Copy out each line of the data that holds the word "Volume".

Segment Start: Dataset entries

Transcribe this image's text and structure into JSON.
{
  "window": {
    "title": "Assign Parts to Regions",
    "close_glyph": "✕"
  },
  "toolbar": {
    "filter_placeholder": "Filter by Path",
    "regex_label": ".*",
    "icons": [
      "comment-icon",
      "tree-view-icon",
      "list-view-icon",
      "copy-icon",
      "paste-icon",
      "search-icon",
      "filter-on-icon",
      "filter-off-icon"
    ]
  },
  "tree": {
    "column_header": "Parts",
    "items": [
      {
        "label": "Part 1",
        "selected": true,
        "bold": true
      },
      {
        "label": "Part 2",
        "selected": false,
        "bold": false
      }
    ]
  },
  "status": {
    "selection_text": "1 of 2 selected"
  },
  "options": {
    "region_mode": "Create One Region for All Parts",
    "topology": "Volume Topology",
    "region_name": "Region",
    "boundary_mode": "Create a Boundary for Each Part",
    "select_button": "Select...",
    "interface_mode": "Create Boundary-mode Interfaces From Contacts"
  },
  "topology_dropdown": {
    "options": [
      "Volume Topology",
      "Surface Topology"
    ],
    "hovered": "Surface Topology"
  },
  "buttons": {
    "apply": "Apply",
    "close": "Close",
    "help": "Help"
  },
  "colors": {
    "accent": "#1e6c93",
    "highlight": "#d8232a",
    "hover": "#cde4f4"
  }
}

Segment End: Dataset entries

> Output of the exercise
    "topology": "Volume Topology",
      "Volume Topology",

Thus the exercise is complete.